ACTIVITY: Search the records for "placeholder". Copy every line where it appears.

SOURCE RECORDS:
· · · · · · ·

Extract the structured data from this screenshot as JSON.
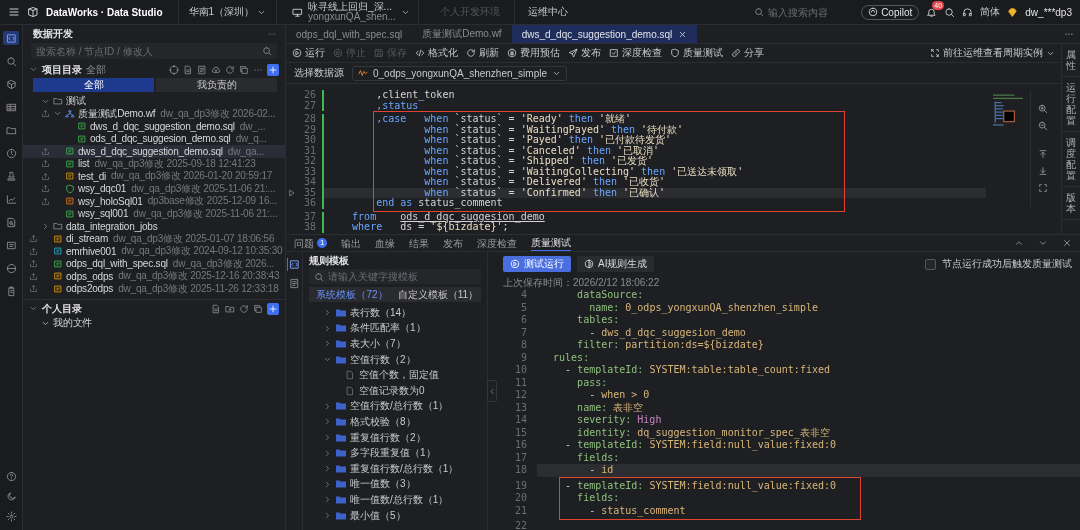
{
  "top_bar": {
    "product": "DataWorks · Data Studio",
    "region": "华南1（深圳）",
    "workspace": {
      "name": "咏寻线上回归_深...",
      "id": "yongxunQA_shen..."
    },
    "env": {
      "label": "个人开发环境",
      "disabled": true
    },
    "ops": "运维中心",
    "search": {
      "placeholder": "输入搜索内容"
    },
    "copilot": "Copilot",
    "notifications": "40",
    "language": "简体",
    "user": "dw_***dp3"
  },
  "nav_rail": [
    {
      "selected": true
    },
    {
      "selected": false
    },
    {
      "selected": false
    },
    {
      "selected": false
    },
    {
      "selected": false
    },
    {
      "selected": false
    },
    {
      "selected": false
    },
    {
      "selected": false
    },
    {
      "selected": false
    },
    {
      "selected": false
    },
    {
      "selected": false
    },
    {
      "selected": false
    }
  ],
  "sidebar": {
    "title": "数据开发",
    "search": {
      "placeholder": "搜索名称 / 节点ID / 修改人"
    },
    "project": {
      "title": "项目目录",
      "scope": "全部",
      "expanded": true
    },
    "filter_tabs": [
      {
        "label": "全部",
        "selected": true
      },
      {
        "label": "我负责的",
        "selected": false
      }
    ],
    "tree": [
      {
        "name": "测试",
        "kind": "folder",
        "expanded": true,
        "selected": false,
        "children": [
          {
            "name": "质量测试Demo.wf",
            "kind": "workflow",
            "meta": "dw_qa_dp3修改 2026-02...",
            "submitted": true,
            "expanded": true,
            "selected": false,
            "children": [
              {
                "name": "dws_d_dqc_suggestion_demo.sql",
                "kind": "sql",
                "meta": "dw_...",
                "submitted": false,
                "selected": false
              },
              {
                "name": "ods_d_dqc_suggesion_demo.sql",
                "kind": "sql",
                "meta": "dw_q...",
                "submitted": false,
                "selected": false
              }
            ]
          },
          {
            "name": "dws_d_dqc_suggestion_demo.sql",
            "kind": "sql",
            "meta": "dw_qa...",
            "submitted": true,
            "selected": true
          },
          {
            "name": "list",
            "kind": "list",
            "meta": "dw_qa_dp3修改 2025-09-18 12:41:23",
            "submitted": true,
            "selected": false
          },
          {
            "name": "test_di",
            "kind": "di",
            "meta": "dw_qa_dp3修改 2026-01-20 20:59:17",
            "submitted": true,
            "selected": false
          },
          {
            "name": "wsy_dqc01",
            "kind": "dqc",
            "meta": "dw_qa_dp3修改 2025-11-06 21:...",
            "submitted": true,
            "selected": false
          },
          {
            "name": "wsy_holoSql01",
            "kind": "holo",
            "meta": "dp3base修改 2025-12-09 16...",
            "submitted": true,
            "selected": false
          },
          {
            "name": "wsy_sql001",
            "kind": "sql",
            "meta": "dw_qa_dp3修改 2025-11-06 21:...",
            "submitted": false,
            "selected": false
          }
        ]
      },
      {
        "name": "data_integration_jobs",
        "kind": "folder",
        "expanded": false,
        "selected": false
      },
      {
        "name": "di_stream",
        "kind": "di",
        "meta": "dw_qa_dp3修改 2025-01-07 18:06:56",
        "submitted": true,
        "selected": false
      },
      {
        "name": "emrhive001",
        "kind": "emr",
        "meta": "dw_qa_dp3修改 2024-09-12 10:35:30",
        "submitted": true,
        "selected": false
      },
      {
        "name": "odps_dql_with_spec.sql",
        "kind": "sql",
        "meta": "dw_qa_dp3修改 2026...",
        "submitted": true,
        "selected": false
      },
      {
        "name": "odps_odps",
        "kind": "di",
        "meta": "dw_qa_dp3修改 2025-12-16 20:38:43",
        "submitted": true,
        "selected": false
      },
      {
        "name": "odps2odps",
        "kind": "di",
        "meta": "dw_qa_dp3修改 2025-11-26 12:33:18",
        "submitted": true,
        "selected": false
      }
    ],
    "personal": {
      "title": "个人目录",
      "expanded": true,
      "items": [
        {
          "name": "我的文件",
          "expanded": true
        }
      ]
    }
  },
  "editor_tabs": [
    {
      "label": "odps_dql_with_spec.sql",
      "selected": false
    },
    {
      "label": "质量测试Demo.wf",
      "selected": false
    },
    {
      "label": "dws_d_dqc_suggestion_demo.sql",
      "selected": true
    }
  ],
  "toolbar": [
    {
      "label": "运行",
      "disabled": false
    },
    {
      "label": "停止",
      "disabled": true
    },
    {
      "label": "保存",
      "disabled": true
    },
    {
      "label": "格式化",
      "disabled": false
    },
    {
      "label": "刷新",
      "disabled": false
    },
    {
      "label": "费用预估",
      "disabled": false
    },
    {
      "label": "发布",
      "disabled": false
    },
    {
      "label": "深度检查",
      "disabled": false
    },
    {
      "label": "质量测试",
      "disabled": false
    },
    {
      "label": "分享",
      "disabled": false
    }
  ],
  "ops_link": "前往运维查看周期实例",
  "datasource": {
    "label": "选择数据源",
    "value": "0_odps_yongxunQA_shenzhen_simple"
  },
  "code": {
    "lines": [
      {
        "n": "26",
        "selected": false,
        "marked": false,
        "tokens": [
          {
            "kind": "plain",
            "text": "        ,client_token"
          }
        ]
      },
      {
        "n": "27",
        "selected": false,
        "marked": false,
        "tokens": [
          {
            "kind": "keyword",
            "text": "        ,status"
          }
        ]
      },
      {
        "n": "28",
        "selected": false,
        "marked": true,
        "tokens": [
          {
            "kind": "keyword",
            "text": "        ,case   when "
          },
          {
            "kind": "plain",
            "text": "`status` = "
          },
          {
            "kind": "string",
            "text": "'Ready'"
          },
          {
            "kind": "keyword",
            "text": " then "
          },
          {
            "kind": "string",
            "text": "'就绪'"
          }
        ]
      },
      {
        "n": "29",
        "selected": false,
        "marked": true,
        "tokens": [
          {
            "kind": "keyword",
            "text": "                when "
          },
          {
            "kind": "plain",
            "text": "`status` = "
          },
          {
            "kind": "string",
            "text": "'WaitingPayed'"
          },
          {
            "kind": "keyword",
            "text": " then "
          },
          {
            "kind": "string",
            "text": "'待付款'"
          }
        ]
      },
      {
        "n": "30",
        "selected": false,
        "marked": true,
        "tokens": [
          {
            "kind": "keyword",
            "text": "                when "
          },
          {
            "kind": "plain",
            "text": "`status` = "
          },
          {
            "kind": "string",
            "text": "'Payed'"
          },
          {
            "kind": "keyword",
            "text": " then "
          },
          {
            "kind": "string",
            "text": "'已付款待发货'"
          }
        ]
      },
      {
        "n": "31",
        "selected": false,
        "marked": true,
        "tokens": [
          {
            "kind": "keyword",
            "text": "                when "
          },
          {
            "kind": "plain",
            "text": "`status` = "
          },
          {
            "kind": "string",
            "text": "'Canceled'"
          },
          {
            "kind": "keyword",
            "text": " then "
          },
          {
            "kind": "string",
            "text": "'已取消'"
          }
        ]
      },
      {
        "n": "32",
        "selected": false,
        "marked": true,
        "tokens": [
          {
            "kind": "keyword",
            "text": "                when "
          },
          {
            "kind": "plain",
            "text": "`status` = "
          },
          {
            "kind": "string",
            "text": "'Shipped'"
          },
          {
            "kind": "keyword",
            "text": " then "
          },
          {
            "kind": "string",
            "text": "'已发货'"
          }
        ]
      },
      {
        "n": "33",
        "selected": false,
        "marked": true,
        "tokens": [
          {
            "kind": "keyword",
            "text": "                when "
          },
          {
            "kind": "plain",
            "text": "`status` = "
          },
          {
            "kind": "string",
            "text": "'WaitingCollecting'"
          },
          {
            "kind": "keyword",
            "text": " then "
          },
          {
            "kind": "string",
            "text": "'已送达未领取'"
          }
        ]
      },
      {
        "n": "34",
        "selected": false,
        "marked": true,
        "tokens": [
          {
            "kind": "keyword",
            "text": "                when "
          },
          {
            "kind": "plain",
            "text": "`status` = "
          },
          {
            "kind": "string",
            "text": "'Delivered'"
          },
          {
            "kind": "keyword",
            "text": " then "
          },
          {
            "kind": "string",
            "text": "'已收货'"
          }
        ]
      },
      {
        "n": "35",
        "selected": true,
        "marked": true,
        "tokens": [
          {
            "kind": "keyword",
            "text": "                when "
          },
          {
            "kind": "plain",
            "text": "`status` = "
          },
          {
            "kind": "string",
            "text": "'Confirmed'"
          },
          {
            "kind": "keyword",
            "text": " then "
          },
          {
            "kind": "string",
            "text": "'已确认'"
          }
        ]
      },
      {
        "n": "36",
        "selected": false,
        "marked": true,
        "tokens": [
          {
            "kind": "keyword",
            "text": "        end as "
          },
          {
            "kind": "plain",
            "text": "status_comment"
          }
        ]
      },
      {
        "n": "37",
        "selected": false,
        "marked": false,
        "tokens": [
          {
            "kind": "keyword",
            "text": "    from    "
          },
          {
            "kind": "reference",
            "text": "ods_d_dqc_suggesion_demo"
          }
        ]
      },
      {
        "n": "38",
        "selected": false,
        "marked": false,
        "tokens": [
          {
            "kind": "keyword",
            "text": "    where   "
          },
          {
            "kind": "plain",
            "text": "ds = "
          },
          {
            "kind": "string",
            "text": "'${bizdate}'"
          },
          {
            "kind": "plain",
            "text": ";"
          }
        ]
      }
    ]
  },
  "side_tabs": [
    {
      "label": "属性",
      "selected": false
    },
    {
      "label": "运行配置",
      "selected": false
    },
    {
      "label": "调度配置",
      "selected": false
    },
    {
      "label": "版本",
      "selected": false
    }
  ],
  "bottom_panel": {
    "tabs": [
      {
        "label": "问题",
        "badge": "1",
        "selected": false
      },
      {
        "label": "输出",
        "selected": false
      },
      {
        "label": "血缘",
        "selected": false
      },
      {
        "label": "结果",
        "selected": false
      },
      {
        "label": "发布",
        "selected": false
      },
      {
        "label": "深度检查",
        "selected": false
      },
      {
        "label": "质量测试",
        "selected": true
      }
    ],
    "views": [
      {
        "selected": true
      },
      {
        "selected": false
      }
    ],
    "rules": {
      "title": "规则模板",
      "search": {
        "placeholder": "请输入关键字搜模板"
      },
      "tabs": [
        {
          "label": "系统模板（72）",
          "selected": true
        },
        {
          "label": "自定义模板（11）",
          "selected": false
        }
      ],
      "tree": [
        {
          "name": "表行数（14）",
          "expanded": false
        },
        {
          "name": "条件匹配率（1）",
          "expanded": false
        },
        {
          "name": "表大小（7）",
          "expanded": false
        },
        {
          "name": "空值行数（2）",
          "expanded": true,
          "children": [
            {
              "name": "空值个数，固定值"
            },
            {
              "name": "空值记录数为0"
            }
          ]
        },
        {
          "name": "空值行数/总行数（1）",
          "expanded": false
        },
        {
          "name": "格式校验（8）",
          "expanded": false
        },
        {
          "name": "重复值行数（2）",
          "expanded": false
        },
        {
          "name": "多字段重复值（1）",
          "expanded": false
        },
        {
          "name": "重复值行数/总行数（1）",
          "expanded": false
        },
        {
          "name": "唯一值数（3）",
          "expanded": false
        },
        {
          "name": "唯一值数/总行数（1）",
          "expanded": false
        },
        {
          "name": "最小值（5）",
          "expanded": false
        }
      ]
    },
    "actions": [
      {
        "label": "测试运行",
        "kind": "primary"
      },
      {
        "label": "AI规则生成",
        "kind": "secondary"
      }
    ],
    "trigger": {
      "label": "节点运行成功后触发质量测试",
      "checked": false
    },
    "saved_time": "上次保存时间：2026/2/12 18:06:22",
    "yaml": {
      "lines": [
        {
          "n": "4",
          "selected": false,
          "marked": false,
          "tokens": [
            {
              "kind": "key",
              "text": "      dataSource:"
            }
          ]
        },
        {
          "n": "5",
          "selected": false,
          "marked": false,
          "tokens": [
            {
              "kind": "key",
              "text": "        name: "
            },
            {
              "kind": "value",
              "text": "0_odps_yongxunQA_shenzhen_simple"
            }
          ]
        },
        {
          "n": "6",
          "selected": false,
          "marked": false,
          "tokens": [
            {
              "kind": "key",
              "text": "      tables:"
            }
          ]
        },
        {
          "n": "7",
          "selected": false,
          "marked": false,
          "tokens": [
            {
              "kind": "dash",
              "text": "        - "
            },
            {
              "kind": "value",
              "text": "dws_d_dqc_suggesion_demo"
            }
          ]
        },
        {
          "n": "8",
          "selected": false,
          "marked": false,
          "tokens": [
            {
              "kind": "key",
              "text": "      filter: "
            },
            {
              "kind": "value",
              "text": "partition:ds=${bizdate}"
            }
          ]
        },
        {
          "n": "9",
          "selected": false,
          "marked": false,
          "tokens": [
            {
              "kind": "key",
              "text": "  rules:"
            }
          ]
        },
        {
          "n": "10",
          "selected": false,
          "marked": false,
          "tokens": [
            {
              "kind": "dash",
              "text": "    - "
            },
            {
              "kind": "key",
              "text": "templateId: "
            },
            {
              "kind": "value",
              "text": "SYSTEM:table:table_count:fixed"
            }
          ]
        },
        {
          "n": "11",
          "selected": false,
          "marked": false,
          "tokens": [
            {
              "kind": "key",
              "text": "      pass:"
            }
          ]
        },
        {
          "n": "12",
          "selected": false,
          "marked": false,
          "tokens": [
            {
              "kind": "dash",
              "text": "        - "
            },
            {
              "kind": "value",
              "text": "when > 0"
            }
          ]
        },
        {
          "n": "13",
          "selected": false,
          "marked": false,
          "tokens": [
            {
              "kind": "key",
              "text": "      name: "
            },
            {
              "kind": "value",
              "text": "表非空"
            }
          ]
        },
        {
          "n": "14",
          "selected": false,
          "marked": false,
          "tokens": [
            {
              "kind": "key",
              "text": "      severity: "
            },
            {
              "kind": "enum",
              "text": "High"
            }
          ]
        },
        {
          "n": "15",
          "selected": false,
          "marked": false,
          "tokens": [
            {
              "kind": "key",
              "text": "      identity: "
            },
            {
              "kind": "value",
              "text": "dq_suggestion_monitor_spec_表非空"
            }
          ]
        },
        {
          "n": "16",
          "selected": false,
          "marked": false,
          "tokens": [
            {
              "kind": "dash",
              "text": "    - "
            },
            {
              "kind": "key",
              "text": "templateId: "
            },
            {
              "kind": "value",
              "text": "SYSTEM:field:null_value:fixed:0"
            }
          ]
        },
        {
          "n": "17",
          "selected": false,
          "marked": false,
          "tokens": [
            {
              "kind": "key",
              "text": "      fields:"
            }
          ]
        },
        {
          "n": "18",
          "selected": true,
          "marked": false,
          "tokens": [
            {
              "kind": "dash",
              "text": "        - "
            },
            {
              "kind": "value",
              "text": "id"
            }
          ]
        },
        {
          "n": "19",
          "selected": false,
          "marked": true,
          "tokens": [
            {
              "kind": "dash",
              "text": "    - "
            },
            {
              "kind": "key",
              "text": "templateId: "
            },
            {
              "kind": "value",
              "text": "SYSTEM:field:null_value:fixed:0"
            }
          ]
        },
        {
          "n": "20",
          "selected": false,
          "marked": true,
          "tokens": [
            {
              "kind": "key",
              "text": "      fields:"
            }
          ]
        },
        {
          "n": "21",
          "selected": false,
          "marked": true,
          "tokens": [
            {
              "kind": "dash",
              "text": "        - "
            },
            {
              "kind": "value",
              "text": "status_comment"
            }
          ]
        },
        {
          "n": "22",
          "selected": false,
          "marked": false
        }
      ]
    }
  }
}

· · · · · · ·

ANSWER TO THIS EXERCISE:
      "placeholder": "输入搜索内容"
      "placeholder": "搜索名称 / 节点ID / 修改人"
        "placeholder": "请输入关键字搜模板"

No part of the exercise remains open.